Unlike Van Leeuwen and Baiman, senior public relations major and sports studies minor Matt Bernstein got lucky with no commute into NYC for an internship at the Office of Public Affairs at Quinnipiac under John Morgan last spring semester.
Bernstein was in charge of posting MyQ articles, updating the Quinnipiac calendar for university events, writing press releases, and contributing to Quinnipiac’s Facebook and Twitter pages.
“I gained a lot of real world experience and was never asked to do any grunt work,” Bernstein said.
Bernstein said he is appreciative for his internship at the Office of Public Affairs, but explained that he wants to broaden his horizons with his public relations studies.
“I definitely got a lot out of my experience there but that’s all I know is university-based PR,” Bernstein said. “I would have a lot to learn if I were to work at a major PR firm in the future.”
Similar to Bernstein’s reflection on his internship, Baiman also stated that the corporate world may not be the best thing for him career-wise because of the intensely fast-paced atmosphere and the lack of direction that was given to him.

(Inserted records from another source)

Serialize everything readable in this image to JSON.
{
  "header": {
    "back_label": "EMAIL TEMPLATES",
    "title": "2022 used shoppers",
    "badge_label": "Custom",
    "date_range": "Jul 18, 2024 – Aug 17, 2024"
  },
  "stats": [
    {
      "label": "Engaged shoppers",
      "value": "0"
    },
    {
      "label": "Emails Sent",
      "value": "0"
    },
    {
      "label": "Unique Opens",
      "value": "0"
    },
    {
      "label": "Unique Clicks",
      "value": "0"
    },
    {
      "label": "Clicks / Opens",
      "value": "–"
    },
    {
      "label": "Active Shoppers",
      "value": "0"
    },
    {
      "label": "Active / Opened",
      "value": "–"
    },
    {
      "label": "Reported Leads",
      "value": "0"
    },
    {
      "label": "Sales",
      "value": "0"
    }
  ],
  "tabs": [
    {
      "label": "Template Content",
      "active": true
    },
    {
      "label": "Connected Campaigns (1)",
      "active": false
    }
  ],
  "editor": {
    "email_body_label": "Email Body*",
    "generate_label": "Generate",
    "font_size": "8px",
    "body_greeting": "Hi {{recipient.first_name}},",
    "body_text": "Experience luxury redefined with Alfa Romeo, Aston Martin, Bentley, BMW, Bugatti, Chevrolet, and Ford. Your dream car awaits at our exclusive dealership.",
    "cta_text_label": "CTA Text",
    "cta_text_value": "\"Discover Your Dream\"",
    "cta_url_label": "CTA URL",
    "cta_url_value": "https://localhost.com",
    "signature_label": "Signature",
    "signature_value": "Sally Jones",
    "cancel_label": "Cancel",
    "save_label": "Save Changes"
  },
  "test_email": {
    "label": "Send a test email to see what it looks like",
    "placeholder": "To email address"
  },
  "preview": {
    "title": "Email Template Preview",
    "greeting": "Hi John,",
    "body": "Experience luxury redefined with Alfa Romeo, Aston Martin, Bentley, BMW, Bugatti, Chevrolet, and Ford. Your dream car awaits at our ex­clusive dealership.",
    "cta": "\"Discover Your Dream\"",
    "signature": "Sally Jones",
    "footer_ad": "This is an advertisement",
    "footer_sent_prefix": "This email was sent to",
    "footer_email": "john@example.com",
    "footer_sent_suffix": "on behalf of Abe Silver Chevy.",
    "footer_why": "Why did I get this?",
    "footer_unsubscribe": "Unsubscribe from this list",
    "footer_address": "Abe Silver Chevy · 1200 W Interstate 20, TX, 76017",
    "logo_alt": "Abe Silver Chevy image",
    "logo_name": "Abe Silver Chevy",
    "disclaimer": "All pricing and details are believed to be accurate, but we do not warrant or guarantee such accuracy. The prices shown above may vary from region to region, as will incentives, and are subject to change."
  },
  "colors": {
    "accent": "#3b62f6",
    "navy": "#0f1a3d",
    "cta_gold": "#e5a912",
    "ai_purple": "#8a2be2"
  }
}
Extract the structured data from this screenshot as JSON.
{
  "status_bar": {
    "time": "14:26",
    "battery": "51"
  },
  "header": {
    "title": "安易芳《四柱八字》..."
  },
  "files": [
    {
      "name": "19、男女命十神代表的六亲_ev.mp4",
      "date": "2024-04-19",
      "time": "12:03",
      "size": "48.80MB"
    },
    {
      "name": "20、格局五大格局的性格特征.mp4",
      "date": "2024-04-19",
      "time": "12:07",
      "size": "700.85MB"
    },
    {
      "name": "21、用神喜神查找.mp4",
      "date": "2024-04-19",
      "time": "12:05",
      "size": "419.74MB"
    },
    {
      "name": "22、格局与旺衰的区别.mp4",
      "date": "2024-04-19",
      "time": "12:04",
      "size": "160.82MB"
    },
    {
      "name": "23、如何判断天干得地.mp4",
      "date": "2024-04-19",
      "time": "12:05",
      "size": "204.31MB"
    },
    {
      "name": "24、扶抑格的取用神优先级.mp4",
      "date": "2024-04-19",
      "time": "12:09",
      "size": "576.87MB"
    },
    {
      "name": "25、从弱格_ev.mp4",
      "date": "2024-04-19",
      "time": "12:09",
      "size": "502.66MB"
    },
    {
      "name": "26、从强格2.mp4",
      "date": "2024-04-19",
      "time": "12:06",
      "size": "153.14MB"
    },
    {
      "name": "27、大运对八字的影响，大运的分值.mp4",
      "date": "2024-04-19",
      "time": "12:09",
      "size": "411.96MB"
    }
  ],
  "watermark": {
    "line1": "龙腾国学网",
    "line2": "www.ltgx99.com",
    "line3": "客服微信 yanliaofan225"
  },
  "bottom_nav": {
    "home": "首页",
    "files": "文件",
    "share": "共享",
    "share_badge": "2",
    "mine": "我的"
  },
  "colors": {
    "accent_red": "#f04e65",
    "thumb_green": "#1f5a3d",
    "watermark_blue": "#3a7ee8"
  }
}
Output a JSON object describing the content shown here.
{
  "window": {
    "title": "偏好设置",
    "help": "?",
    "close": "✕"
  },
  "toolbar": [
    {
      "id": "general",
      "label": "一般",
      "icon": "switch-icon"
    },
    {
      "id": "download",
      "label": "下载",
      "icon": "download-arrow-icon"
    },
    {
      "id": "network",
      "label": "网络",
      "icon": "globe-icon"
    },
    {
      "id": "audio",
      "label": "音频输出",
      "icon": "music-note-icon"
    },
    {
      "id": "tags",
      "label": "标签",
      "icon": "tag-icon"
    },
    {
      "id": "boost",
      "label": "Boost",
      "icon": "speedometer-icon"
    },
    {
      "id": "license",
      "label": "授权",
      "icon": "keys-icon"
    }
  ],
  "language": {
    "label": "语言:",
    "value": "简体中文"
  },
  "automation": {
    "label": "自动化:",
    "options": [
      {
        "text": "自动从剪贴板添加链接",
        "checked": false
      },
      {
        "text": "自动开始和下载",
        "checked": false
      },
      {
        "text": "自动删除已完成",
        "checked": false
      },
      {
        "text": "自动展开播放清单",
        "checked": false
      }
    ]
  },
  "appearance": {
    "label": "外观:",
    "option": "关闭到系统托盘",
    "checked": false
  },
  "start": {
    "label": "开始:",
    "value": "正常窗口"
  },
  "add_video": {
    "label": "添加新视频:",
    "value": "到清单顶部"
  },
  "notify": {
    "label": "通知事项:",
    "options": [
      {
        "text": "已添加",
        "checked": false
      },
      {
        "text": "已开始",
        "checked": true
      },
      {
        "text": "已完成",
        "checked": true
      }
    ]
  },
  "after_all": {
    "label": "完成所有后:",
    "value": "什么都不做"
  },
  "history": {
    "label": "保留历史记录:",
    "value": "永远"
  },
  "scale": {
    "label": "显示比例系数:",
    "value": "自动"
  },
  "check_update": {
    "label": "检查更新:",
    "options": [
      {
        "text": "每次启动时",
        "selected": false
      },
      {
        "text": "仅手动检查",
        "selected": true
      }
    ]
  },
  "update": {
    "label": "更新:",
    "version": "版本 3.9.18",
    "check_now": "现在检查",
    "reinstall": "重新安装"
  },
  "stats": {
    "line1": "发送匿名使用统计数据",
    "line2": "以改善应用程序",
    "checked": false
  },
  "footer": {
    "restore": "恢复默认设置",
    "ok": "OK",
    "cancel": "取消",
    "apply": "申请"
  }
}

His internship helped him realize that he wants to focus more on getting into something specific, such as NBC Sports.
In addition to the positive benefits that an internship provides, Catrino also explained that it’s good to find out what you don’t want to pursue as a job while still at Quinnipiac.
“Internships give you that real world experience for what you may or may not want your potential career path to be,” Catrino said. “Although it’s great to have an internship that really pin points and reassures what you want to do with your major as a career, it’s also great to rule out the direction that you may not want to go towards within your major after graduation.”